The neurotpical world relies on subtle signals between us and calm discussion so that we can navigate the social highway with the least disruption. Perhaps Mollie cannot function with subtle and needs extreme signals to navigate the social highway. Is this where the two worlds collide and cause her so many problems.
If Mollie is going to succeed in her latest venture then I have to think of ways to try to help her to understand that some aspects of her character are just not going to be tolerated in the outside world and why. I also need to help her to understand what another person may be thinking, their reasons for doing certain things and how they may interpret Mollie’s behaviour towards them. This is made all the harder by the fact that Mollie is highly resistant to any form of teaching, only opens up occasionally and does not like discussing her feelings or being told how to behave.

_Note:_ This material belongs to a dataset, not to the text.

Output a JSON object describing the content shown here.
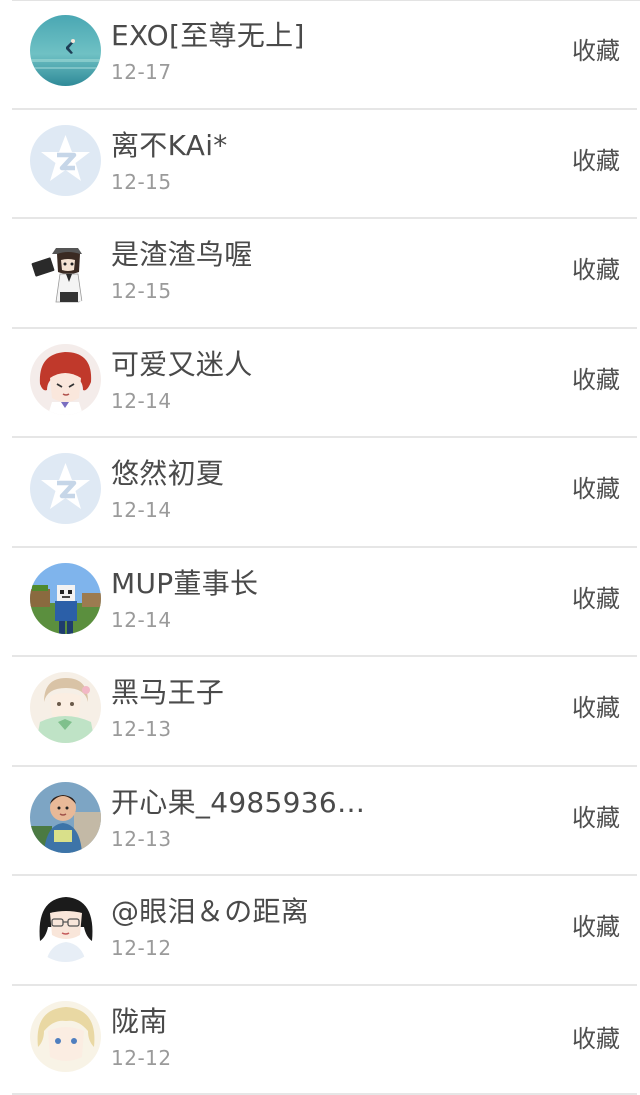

I have told her that I love her and that she will always have me in this world. However I have also told her that if she wants to interact in the outside world that she needs to learn about neurotypical people and to try to understand them in the same way that I had to learn about her. I have told her that I can help her and that I can teach her in this area but that she has to be wanting and willing to learn therefore she can come to me when or if she ever wants to learn more.
We have discussed the incident with the neighbour and we used role play to try to assist Mollie to see the other person’s point of view and how that person would have viewed Mollie. We left the Ipad in the garden and she pretended to be the neighbour while I narrated what he would have thought “Oh dear, Moll has left her Ipad out, it could get stolen and so I will take it inside and keep it safe for her”. Mollie took the Ipad inside and then I knocked on the door and started to tear a strip off her.

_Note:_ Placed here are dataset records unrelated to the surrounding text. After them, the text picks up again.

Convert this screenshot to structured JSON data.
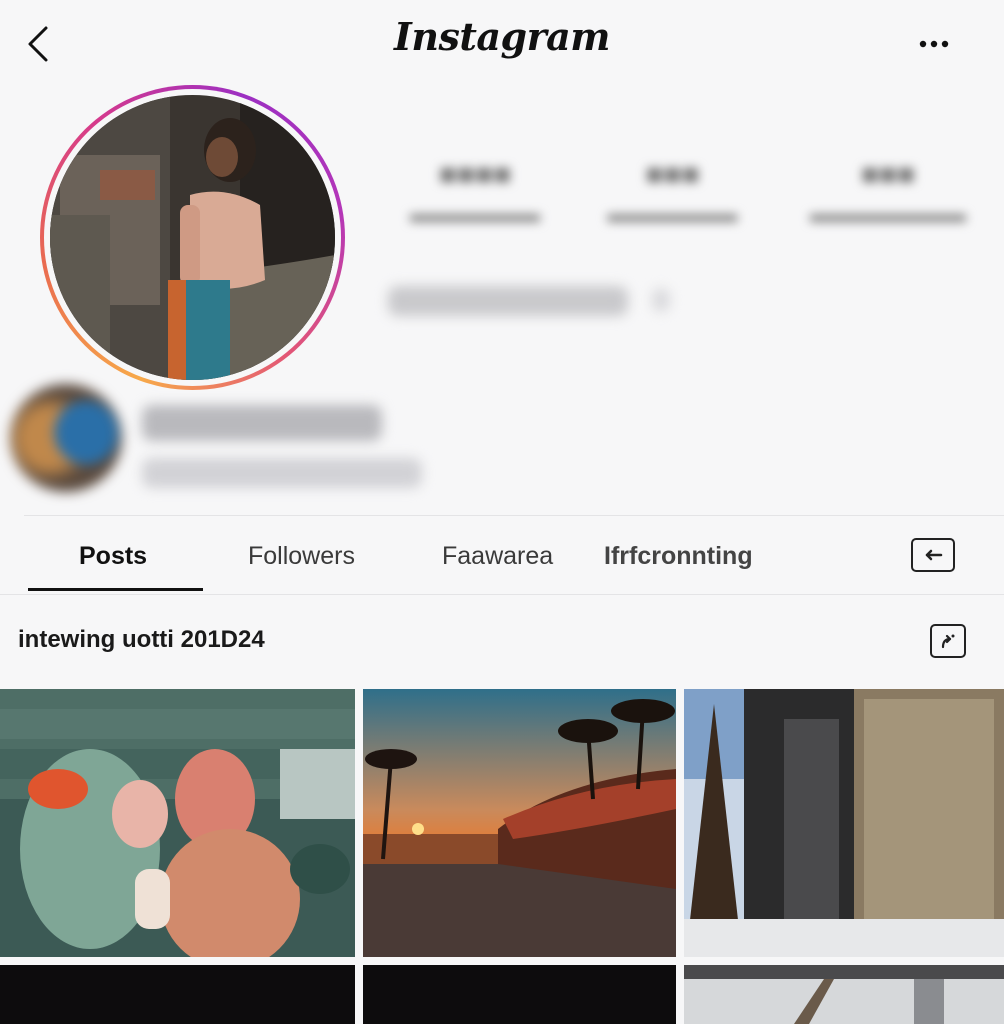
{
  "header": {
    "title": "Instagram",
    "back_icon": "chevron-left-icon",
    "more_icon": "more-horizontal-icon"
  },
  "tabs": [
    {
      "label": "Posts",
      "active": true
    },
    {
      "label": "Followers",
      "active": false
    },
    {
      "label": "Faawarea",
      "active": false
    },
    {
      "label": "Ifrfcronnting",
      "active": false
    }
  ],
  "section": {
    "title": "intewing uotti 201D24"
  },
  "colors": {
    "ring_start": "#f7a94a",
    "ring_mid": "#d63a8c",
    "ring_end": "#9c2fc2",
    "background": "#f7f7f8"
  }
}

I then proceeded to explain that reacting in the way she had was not very nice for the neighbour because he had only been doing a good turn. I then pointed out that the neighbour would possibly think “I don’t like this young ladies attitude and I won’t be allowing my daughter to play with her again”. When she was in role play she did seem to be able to understand the other side of the coin a little bit more. With Mollie it would appear that she has to actually experience a situation in order to know what it feels like. Her social imagination may appear, on the surface, better than you would typically see in someone with ASD but, in Mollie’s case, it really does appear to be lacking in any depth.
This doesn’t mean that Mollie doesn’t have the ability to feel true empathy at an emotional level but simply that we may need to find a new way of uncovering it for her.
My friend Julia has PDA and she has extremely good empathy compared to Mollie and indeed to most people. So, as PDA is a spectrum condition I am sure that difficulties with empathy can vary between individuals and I can only speak from my experiences of Mollie. However I only know Julia as an adult and so I cannot speak for how she perhaps expressed herself or appeared to others as a child. Was her empathy always there naturally or is it something that has become much better with maturity? Time will tell for Mollie but hopefully the more I can learn and understand her the more successful ‘Team Sherwin’ will become.